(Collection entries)
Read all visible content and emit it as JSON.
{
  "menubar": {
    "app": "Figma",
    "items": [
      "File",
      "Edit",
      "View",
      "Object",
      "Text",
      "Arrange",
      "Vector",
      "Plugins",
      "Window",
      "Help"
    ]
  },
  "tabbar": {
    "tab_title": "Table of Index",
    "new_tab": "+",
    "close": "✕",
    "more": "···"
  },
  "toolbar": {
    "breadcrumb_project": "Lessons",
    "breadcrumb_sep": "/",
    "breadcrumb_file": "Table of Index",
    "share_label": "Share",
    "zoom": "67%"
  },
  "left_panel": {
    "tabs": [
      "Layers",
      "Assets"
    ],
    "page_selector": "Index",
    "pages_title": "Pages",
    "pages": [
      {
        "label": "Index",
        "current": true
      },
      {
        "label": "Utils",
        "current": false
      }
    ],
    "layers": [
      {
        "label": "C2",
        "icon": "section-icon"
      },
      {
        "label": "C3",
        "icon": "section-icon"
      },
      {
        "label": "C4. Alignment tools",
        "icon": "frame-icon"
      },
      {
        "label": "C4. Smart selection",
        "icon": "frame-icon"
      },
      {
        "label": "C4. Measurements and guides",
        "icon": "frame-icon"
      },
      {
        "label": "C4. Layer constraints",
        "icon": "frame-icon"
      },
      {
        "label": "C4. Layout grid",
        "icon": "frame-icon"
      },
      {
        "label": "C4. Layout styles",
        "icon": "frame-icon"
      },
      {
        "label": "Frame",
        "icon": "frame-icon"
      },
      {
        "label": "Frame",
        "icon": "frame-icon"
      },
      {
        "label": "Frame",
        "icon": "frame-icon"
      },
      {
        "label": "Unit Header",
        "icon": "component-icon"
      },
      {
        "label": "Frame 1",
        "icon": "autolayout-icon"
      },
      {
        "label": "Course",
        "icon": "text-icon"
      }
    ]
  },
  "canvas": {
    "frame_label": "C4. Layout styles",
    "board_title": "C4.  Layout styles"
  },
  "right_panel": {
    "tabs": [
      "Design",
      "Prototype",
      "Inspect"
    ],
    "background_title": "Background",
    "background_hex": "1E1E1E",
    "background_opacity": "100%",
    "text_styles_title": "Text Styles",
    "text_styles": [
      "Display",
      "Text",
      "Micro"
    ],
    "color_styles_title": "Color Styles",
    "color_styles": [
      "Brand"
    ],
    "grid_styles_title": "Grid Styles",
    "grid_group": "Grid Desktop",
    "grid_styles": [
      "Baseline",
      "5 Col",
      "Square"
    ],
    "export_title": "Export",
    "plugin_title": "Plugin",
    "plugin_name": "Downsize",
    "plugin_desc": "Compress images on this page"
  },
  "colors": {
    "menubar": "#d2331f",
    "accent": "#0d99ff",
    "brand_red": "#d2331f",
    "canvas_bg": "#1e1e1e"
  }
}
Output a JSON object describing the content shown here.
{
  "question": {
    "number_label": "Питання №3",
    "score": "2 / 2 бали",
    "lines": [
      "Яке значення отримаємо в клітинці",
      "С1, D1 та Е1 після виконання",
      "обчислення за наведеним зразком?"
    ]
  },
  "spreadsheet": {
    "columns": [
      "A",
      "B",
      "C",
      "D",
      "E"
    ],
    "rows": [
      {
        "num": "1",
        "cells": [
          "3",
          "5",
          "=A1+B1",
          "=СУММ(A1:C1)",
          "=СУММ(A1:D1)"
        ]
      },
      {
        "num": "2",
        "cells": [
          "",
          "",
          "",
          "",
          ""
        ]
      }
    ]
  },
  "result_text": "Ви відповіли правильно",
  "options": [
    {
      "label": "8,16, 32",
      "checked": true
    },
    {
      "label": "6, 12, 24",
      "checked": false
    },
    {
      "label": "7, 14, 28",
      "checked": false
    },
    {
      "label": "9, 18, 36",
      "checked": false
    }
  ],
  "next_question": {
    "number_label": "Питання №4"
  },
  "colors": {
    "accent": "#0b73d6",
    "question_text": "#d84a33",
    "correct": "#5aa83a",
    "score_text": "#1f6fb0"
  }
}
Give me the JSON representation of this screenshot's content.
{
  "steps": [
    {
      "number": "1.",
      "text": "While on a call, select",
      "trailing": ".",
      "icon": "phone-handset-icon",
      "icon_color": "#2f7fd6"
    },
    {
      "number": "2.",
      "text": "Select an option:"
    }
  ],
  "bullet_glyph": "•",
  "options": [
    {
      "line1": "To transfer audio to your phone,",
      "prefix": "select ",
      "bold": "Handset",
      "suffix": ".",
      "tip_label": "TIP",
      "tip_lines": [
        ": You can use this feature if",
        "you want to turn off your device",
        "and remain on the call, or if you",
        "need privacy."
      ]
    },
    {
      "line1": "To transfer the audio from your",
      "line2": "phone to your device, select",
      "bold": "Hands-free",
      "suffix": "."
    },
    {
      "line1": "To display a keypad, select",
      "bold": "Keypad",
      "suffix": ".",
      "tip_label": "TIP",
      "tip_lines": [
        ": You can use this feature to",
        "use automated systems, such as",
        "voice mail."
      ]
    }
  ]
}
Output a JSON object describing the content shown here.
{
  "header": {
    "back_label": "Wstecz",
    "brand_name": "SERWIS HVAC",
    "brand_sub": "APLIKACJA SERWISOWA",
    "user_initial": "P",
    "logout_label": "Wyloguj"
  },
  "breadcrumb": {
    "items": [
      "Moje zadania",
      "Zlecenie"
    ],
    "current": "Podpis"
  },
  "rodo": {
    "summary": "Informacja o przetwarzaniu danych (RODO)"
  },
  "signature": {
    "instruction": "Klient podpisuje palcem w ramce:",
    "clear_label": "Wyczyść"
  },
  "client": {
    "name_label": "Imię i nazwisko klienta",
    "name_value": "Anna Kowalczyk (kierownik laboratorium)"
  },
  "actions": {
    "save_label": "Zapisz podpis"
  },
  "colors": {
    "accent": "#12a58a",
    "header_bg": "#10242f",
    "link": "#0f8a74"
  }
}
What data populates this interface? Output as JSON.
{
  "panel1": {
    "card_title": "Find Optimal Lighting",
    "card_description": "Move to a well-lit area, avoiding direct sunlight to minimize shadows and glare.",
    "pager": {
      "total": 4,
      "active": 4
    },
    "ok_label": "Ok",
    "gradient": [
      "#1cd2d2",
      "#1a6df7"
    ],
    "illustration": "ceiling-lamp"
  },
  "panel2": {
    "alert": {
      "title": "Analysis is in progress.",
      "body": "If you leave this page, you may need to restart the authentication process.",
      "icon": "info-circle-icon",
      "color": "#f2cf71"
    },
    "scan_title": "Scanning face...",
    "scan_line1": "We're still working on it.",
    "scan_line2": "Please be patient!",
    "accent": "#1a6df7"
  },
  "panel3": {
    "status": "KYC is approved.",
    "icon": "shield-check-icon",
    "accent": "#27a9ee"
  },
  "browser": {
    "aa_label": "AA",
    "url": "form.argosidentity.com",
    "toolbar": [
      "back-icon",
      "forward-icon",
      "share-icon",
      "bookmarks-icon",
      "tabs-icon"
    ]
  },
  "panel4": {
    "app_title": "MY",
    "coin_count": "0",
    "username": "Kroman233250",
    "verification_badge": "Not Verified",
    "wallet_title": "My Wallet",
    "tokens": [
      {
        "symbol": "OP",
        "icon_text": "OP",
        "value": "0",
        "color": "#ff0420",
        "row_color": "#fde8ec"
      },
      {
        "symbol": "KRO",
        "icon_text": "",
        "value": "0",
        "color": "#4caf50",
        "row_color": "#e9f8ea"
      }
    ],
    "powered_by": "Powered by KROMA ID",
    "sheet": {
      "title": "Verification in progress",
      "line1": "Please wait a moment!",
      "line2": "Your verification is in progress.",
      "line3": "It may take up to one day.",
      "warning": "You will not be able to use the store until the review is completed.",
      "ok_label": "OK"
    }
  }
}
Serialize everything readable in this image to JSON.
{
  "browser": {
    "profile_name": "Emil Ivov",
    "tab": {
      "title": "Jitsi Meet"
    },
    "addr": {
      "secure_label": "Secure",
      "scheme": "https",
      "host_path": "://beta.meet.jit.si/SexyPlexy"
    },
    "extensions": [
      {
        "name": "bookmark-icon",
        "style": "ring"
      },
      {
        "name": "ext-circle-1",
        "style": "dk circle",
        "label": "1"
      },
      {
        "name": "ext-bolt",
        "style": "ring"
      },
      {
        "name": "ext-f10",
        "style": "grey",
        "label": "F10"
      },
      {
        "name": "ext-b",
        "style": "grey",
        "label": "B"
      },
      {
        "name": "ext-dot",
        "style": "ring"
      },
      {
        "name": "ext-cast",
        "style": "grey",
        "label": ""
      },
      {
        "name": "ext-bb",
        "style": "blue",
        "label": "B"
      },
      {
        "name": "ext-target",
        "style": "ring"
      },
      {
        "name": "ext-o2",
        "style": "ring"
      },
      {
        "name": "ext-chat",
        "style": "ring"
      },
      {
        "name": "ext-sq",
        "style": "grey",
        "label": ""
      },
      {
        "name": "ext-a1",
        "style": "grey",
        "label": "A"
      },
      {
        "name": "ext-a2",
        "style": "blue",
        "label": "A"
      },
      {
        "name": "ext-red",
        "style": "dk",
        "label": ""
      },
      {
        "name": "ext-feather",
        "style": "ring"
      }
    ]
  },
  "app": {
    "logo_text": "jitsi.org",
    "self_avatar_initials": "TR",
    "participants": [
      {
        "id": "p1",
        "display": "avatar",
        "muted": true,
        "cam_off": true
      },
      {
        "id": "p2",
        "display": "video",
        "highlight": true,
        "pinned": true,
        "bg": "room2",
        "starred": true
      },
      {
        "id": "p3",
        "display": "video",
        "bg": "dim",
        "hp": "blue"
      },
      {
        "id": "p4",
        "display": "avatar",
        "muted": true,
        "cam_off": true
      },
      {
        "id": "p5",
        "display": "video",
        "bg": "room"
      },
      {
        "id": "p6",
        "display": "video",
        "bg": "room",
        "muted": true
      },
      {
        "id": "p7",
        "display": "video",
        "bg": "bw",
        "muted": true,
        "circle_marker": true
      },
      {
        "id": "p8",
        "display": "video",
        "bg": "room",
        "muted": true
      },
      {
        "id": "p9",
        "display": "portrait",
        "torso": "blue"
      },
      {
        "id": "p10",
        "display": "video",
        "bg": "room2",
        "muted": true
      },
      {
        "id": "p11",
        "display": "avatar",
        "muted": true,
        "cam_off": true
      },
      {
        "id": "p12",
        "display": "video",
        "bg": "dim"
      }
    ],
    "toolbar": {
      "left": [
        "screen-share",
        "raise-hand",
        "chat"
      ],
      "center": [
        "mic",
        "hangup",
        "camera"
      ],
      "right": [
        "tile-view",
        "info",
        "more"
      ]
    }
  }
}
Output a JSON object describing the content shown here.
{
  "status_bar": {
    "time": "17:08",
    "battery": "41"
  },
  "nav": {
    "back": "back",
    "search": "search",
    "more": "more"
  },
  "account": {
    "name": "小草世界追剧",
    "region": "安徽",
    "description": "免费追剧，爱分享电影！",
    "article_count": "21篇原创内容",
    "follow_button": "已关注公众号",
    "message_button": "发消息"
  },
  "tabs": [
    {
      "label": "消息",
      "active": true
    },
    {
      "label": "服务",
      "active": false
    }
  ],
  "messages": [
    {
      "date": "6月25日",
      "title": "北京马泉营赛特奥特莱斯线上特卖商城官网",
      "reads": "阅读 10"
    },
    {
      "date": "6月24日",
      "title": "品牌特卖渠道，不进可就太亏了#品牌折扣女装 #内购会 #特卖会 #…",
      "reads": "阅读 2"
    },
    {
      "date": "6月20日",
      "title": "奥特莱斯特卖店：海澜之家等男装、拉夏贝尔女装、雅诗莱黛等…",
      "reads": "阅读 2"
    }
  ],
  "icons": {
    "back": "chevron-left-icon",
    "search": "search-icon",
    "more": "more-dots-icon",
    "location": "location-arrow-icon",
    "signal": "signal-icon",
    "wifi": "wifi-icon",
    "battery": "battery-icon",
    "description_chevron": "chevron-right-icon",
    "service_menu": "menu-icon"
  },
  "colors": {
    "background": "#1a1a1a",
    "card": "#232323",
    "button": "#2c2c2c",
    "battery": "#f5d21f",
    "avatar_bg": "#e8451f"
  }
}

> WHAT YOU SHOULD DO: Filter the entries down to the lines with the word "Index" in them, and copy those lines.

> TASK RESULT:
    "tab_title": "Table of Index",
    "breadcrumb_file": "Table of Index",
    "page_selector": "Index",
        "label": "Index",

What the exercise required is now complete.